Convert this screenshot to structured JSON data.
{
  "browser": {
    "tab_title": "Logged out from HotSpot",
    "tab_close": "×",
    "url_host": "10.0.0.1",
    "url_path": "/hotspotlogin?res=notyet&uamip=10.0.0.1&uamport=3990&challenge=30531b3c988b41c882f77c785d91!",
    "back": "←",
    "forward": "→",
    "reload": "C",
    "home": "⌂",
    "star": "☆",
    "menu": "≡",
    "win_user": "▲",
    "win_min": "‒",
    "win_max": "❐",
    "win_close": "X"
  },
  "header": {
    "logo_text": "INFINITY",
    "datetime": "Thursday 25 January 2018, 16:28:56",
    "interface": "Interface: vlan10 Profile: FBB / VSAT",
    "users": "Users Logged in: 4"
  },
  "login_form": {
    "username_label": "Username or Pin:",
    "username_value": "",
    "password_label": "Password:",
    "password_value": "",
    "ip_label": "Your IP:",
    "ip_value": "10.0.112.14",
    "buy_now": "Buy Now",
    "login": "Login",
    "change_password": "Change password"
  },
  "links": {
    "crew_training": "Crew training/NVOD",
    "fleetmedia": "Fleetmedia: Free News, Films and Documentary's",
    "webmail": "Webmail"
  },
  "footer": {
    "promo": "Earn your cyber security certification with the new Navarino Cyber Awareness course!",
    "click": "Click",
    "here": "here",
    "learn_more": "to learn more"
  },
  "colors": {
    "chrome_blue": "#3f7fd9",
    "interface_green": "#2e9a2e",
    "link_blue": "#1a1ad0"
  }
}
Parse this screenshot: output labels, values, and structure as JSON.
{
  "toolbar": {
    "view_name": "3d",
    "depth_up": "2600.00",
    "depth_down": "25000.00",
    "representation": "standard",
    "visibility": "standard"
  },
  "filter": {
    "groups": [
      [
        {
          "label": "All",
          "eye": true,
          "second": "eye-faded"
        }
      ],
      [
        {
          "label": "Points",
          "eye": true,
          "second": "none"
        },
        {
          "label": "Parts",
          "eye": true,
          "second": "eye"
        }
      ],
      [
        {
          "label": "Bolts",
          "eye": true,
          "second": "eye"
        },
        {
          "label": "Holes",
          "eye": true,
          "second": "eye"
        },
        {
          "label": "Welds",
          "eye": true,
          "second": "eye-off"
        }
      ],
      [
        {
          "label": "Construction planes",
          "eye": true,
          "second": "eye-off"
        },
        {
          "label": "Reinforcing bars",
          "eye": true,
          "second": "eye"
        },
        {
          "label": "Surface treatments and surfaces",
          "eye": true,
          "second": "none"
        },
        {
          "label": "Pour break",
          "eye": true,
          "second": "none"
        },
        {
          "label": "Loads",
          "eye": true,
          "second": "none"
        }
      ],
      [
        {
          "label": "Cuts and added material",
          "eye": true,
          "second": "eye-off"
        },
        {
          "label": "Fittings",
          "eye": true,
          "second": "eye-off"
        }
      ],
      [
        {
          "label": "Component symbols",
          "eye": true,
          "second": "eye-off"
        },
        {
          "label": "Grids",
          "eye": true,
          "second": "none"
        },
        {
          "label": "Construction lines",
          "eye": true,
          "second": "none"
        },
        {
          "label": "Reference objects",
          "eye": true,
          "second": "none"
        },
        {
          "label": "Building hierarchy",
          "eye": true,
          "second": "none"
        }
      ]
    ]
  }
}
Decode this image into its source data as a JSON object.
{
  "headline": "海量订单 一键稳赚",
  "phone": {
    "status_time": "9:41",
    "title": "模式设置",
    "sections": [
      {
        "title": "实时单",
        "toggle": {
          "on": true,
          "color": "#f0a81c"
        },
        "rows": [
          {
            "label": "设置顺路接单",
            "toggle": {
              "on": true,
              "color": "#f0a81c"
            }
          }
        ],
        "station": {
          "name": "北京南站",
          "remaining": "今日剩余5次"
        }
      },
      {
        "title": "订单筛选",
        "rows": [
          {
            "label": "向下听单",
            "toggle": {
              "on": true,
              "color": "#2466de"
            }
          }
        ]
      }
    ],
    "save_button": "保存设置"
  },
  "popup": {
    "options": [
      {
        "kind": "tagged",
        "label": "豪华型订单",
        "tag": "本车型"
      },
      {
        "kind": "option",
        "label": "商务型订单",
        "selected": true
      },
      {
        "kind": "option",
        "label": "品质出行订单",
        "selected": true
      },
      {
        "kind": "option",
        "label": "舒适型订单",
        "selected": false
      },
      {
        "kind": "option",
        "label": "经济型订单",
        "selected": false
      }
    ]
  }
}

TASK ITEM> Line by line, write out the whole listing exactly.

EXERCISE RESPONSE>
Convert this screenshot to structured JSON data.
{
  "browser": {
    "tab_title": "Logged out from HotSpot",
    "tab_close": "×",
    "url_host": "10.0.0.1",
    "url_path": "/hotspotlogin?res=notyet&uamip=10.0.0.1&uamport=3990&challenge=30531b3c988b41c882f77c785d91!",
    "back": "←",
    "forward": "→",
    "reload": "C",
    "home": "⌂",
    "star": "☆",
    "menu": "≡",
    "win_user": "▲",
    "win_min": "‒",
    "win_max": "❐",
    "win_close": "X"
  },
  "header": {
    "logo_text": "INFINITY",
    "datetime": "Thursday 25 January 2018, 16:28:56",
    "interface": "Interface: vlan10 Profile: FBB / VSAT",
    "users": "Users Logged in: 4"
  },
  "login_form": {
    "username_label": "Username or Pin:",
    "username_value": "",
    "password_label": "Password:",
    "password_value": "",
    "ip_label": "Your IP:",
    "ip_value": "10.0.112.14",
    "buy_now": "Buy Now",
    "login": "Login",
    "change_password": "Change password"
  },
  "links": {
    "crew_training": "Crew training/NVOD",
    "fleetmedia": "Fleetmedia: Free News, Films and Documentary's",
    "webmail": "Webmail"
  },
  "footer": {
    "promo": "Earn your cyber security certification with the new Navarino Cyber Awareness course!",
    "click": "Click",
    "here": "here",
    "learn_more": "to learn more"
  },
  "colors": {
    "chrome_blue": "#3f7fd9",
    "interface_green": "#2e9a2e",
    "link_blue": "#1a1ad0"
  }
}
Parse this screenshot: output labels, values, and structure as JSON.
{
  "toolbar": {
    "view_name": "3d",
    "depth_up": "2600.00",
    "depth_down": "25000.00",
    "representation": "standard",
    "visibility": "standard"
  },
  "filter": {
    "groups": [
      [
        {
          "label": "All",
          "eye": true,
          "second": "eye-faded"
        }
      ],
      [
        {
          "label": "Points",
          "eye": true,
          "second": "none"
        },
        {
          "label": "Parts",
          "eye": true,
          "second": "eye"
        }
      ],
      [
        {
          "label": "Bolts",
          "eye": true,
          "second": "eye"
        },
        {
          "label": "Holes",
          "eye": true,
          "second": "eye"
        },
        {
          "label": "Welds",
          "eye": true,
          "second": "eye-off"
        }
      ],
      [
        {
          "label": "Construction planes",
          "eye": true,
          "second": "eye-off"
        },
        {
          "label": "Reinforcing bars",
          "eye": true,
          "second": "eye"
        },
        {
          "label": "Surface treatments and surfaces",
          "eye": true,
          "second": "none"
        },
        {
          "label": "Pour break",
          "eye": true,
          "second": "none"
        },
        {
          "label": "Loads",
          "eye": true,
          "second": "none"
        }
      ],
      [
        {
          "label": "Cuts and added material",
          "eye": true,
          "second": "eye-off"
        },
        {
          "label": "Fittings",
          "eye": true,
          "second": "eye-off"
        }
      ],
      [
        {
          "label": "Component symbols",
          "eye": true,
          "second": "eye-off"
        },
        {
          "label": "Grids",
          "eye": true,
          "second": "none"
        },
        {
          "label": "Construction lines",
          "eye": true,
          "second": "none"
        },
        {
          "label": "Reference objects",
          "eye": true,
          "second": "none"
        },
        {
          "label": "Building hierarchy",
          "eye": true,
          "second": "none"
        }
      ]
    ]
  }
}
Decode this image into its source data as a JSON object.
{
  "headline": "海量订单 一键稳赚",
  "phone": {
    "status_time": "9:41",
    "title": "模式设置",
    "sections": [
      {
        "title": "实时单",
        "toggle": {
          "on": true,
          "color": "#f0a81c"
        },
        "rows": [
          {
            "label": "设置顺路接单",
            "toggle": {
              "on": true,
              "color": "#f0a81c"
            }
          }
        ],
        "station": {
          "name": "北京南站",
          "remaining": "今日剩余5次"
        }
      },
      {
        "title": "订单筛选",
        "rows": [
          {
            "label": "向下听单",
            "toggle": {
              "on": true,
              "color": "#2466de"
            }
          }
        ]
      }
    ],
    "save_button": "保存设置"
  },
  "popup": {
    "options": [
      {
        "kind": "tagged",
        "label": "豪华型订单",
        "tag": "本车型"
      },
      {
        "kind": "option",
        "label": "商务型订单",
        "selected": true
      },
      {
        "kind": "option",
        "label": "品质出行订单",
        "selected": true
      },
      {
        "kind": "option",
        "label": "舒适型订单",
        "selected": false
      },
      {
        "kind": "option",
        "label": "经济型订单",
        "selected": false
      }
    ]
  }
}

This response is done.